With our busy schedules and little time to cook, our family eats out quite often. But after having one of the best meals out we've ever experienced in our hometown of Topeka, Hubby and I agreed that from now on, we will gladly sacrifice a couple drive-through dinners and a sit-down chain each month to be able to enjoy the RowHouse Restaurant.[[endteaser]]

The building has a historic past, one of two row houses built in the 1870s for Free State advocate William Wallace Ross and his brother. The houses were condemned in the 1990s and narrowly escaped demolition. The Ross Row Houses are now listed on the National Register of Historic Places and the facades been restored to their 1885 appearance.

Owner and chef Greg Fox is a Kansas native whose acting and musical aspirations led him to New York and Nashville, respectively. In 2000 he partnered with another entrepreneur to open a cafe/catering company and a coffee and wine bar in Nashville. Chef Greg moved back to Topeka in 2006 and opened the RowHouse in 2007.


RowHouse is different than many other local restaurants; its menu is set a week at a time. Guests are served the salad, soup, generous tastings of three different entrees and finish the meal with small bites of a variety of desserts. Diners also have the option to select a larger portion of one of the entrees and still receive salad, soup and dessert. The menu reflects what's in season, particularly when produce is available locally. Chef Greg and his culinary team travel to explore new cuisine, then take the flavors from those travels to develop their own interpretations for RowHouse guests. We visited during a week when the menu was inspired by RowHouse Cook Amanda Huse's recent trip to New Orleans.

Hubby and I were seated in the lowest level of the restaurant, the basement, really. But with a street-level window, warm décor, fresh linens on the table and candles all around, it felt more like an intimate hideaway. With each course our waiter, Jamie, explained what he was serving, the genesis of each dish and how it was made. We started with what Chef Greg calls "the taste-a snack before the meal begins." Our taste was a mini beignet (a New Orleans style of fried doughnut) with lime daiquiri glaze sprinkling with freshly-grated lime zest.

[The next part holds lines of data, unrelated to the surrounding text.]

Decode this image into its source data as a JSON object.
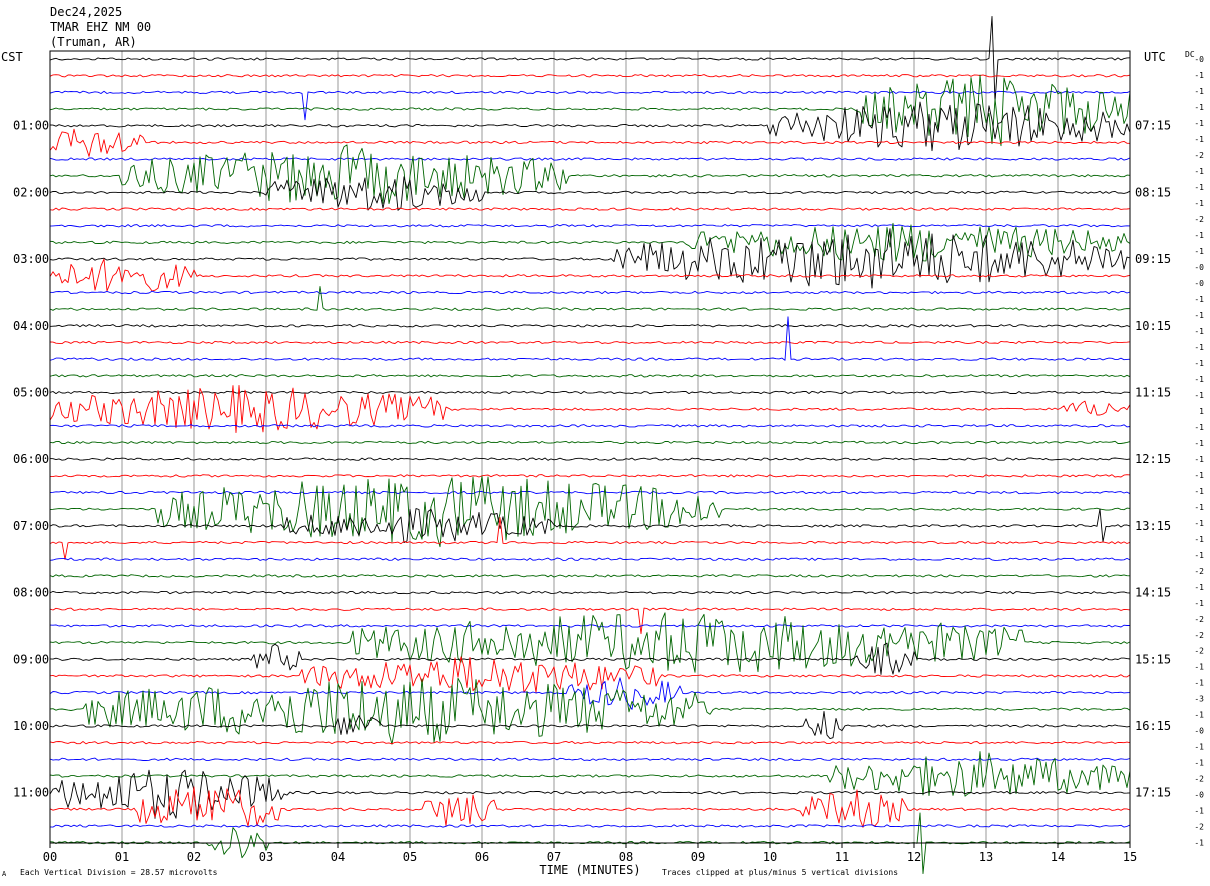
{
  "header": {
    "date": "Dec24,2025",
    "station": "TMAR EHZ NM 00",
    "location": "(Truman, AR)"
  },
  "left_tz": "CST",
  "right_tz": "UTC",
  "dc_label": "DC",
  "footer": {
    "scale_note": "Each Vertical Division =   28.57 microvolts",
    "clip_note": "Traces clipped at plus/minus 5 vertical divisions",
    "corner_mark": "A"
  },
  "chart_data": {
    "type": "line",
    "subtype": "helicorder",
    "xlabel": "TIME (MINUTES)",
    "xlim": [
      0,
      15
    ],
    "x_ticks": [
      "00",
      "01",
      "02",
      "03",
      "04",
      "05",
      "06",
      "07",
      "08",
      "09",
      "10",
      "11",
      "12",
      "13",
      "14",
      "15"
    ],
    "grid": true,
    "trace_count": 48,
    "trace_minutes": 15,
    "trace_colors": [
      "#000000",
      "#ff0000",
      "#0000ff",
      "#006400"
    ],
    "left_hour_labels": [
      {
        "trace": 4,
        "label": "01:00"
      },
      {
        "trace": 8,
        "label": "02:00"
      },
      {
        "trace": 12,
        "label": "03:00"
      },
      {
        "trace": 16,
        "label": "04:00"
      },
      {
        "trace": 20,
        "label": "05:00"
      },
      {
        "trace": 24,
        "label": "06:00"
      },
      {
        "trace": 28,
        "label": "07:00"
      },
      {
        "trace": 32,
        "label": "08:00"
      },
      {
        "trace": 36,
        "label": "09:00"
      },
      {
        "trace": 40,
        "label": "10:00"
      },
      {
        "trace": 44,
        "label": "11:00"
      }
    ],
    "right_hour_labels": [
      {
        "trace": 4,
        "label": "07:15"
      },
      {
        "trace": 8,
        "label": "08:15"
      },
      {
        "trace": 12,
        "label": "09:15"
      },
      {
        "trace": 16,
        "label": "10:15"
      },
      {
        "trace": 20,
        "label": "11:15"
      },
      {
        "trace": 24,
        "label": "12:15"
      },
      {
        "trace": 28,
        "label": "13:15"
      },
      {
        "trace": 32,
        "label": "14:15"
      },
      {
        "trace": 36,
        "label": "15:15"
      },
      {
        "trace": 40,
        "label": "16:15"
      },
      {
        "trace": 44,
        "label": "17:15"
      }
    ],
    "dc_offsets": [
      "-0",
      "-1",
      "-1",
      "-1",
      "-1",
      "-1",
      "-2",
      "-1",
      "-1",
      "-1",
      "-2",
      "-1",
      "-1",
      "-0",
      "-0",
      "-1",
      "-1",
      "-1",
      "-1",
      "-1",
      "-1",
      "-1",
      "1",
      "-1",
      "-1",
      "-1",
      "-1",
      "-1",
      "-1",
      "-1",
      "-1",
      "-1",
      "-2",
      "-1",
      "-1",
      "-2",
      "-2",
      "-2",
      "-1",
      "-1",
      "-3",
      "-1",
      "-0",
      "-1",
      "-1",
      "-2",
      "-0",
      "-1",
      "-2",
      "-1"
    ],
    "activity": [
      {
        "trace": 3,
        "start": 11.2,
        "end": 15.0,
        "amp": 2.2
      },
      {
        "trace": 4,
        "start": 10.0,
        "end": 15.0,
        "amp": 1.6
      },
      {
        "trace": 5,
        "start": 0.0,
        "end": 1.3,
        "amp": 1.0
      },
      {
        "trace": 7,
        "start": 1.0,
        "end": 7.2,
        "amp": 1.8
      },
      {
        "trace": 8,
        "start": 3.0,
        "end": 6.0,
        "amp": 1.2
      },
      {
        "trace": 11,
        "start": 8.8,
        "end": 15.0,
        "amp": 1.2
      },
      {
        "trace": 12,
        "start": 7.8,
        "end": 15.0,
        "amp": 1.9
      },
      {
        "trace": 13,
        "start": 0.0,
        "end": 2.0,
        "amp": 1.1
      },
      {
        "trace": 21,
        "start": 0.0,
        "end": 5.5,
        "amp": 1.4
      },
      {
        "trace": 21,
        "start": 14.0,
        "end": 15.0,
        "amp": 0.5
      },
      {
        "trace": 27,
        "start": 1.5,
        "end": 9.3,
        "amp": 2.2
      },
      {
        "trace": 28,
        "start": 3.2,
        "end": 7.0,
        "amp": 1.0
      },
      {
        "trace": 35,
        "start": 4.2,
        "end": 13.5,
        "amp": 1.9
      },
      {
        "trace": 36,
        "start": 2.8,
        "end": 3.5,
        "amp": 0.9
      },
      {
        "trace": 36,
        "start": 11.2,
        "end": 12.0,
        "amp": 1.0
      },
      {
        "trace": 37,
        "start": 3.5,
        "end": 8.5,
        "amp": 1.2
      },
      {
        "trace": 38,
        "start": 7.2,
        "end": 8.8,
        "amp": 1.0
      },
      {
        "trace": 39,
        "start": 0.5,
        "end": 9.2,
        "amp": 2.1
      },
      {
        "trace": 40,
        "start": 4.0,
        "end": 4.6,
        "amp": 0.9
      },
      {
        "trace": 40,
        "start": 10.5,
        "end": 11.0,
        "amp": 0.9
      },
      {
        "trace": 43,
        "start": 10.8,
        "end": 15.0,
        "amp": 1.4
      },
      {
        "trace": 44,
        "start": 0.0,
        "end": 3.3,
        "amp": 1.6
      },
      {
        "trace": 45,
        "start": 1.2,
        "end": 3.2,
        "amp": 1.5
      },
      {
        "trace": 45,
        "start": 5.2,
        "end": 6.2,
        "amp": 1.2
      },
      {
        "trace": 45,
        "start": 10.4,
        "end": 11.9,
        "amp": 1.2
      },
      {
        "trace": 47,
        "start": 2.2,
        "end": 3.0,
        "amp": 1.3
      }
    ],
    "spikes": [
      {
        "trace": 0,
        "x": 13.1,
        "amp": 2.5
      },
      {
        "trace": 2,
        "x": 3.55,
        "amp": 1.6
      },
      {
        "trace": 15,
        "x": 3.75,
        "amp": 1.3
      },
      {
        "trace": 18,
        "x": 10.25,
        "amp": 2.6
      },
      {
        "trace": 29,
        "x": 0.2,
        "amp": 1.0
      },
      {
        "trace": 29,
        "x": 6.25,
        "amp": 1.5
      },
      {
        "trace": 28,
        "x": 14.6,
        "amp": 1.0
      },
      {
        "trace": 33,
        "x": 8.2,
        "amp": 1.4
      },
      {
        "trace": 47,
        "x": 12.1,
        "amp": 1.8
      }
    ]
  }
}
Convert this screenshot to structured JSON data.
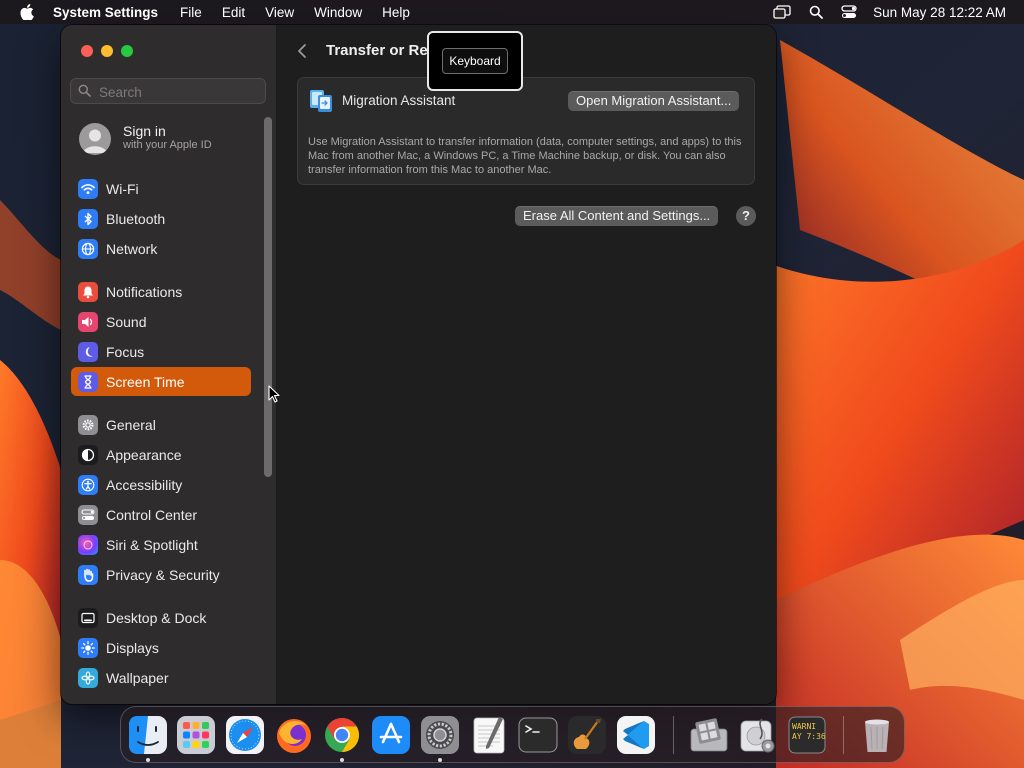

The salad course was Baby Lettuces, Cucumber, Grit Crackers with Lime and Tabasco Vinaigrette. Everything was absolutely fresh and delicious but our favorite part was the grit crackers. Imagine an ultra-thin slice of polenta, made with grits instead of cornmeal. The result was a rich, slightly chewy topping that looked and tasted like thinly sliced cheese. With our salads we were served a mini loaf of sourdough, accompanied by butter that had been blended with sea salt and a touch of molasses.

The soup course was Pineapple Gazpacho with Avocado, Coconut and Basil, plucked fresh from the restaurant's backyard garden. This soup was inspired by the El Guapo, a pineapple mojito cocktail Amanda tried in the Big Easy. The vegetarian entree was next-red beans and rice, another Southern favorite. This richness of the tomato base was offset by fresh arugula from the garden, sprinkled with oil and fresh lemon. Hubby and I agreed we could have eaten a big plate of this entree and been completely satisfied (note that Hubby doesn't care for beans or vegetarian dishes). The next two entrees were served together-Blistered Tomato and Green Onion Seafood Stew (with shrimp, scallop and mahi mahi) and Guinness Braised Beef "Po Boy" with Mustand Aioli. The succulent braised beef was topped with tangy ground pickled Brussels sprouts (think cole slaw).

This culinary adventure came to a close with three sweet bites on a plate: Granola and Goat Cheese Bon Bon, Chocolate Lavash Cracker and Avocado Ice Cream. Also on the plate were tiny pools of blackberry jam, chocolate ganache and honey-a sort of dessert canvas for diners to create their own flavor combinations.

Most diners had cleared out by the time we were finished, and Jamie was gracious to take us on a tour of the restaurant's three levels, backyard patio and gardens. What surprised us most was that all this amazing food came out of a kitchen about the size of ours at home, and without professional appliances (they won't fit through the doors and the building's historic status limits modifications to the structure). The RowHouse manages this challenge by seating just a few tables at a time so they can serve freshly prepared gourmet meals on a small scale all evening long.

Although the price is on the high end for a Topeka restaurant, you'd be hard-pressed to find this kind of quality, personal service and unique experience anywhere else in our Capital City. It is worth the price and Hubby and I plan to return on our next special occasion...like next Friday!

My tips and picks for RowHouse Restaurant:

  • allow plenty of time for the experience...this isn't an eat-and-go meal!
  • reservations are a MUST, and be sure to request the main level window seating, one of the best views (and most requested tables) in the restaurant. 

Teresa Jenkins is all business during the week, but on the weekends, she, her husband and 11-year old son enjoy loading up the car and hitting the Kansas byways in search of good food and the great people who prepare and serve it. Her favorite cuisines are Mexican, Italian, and "anything with flavor!"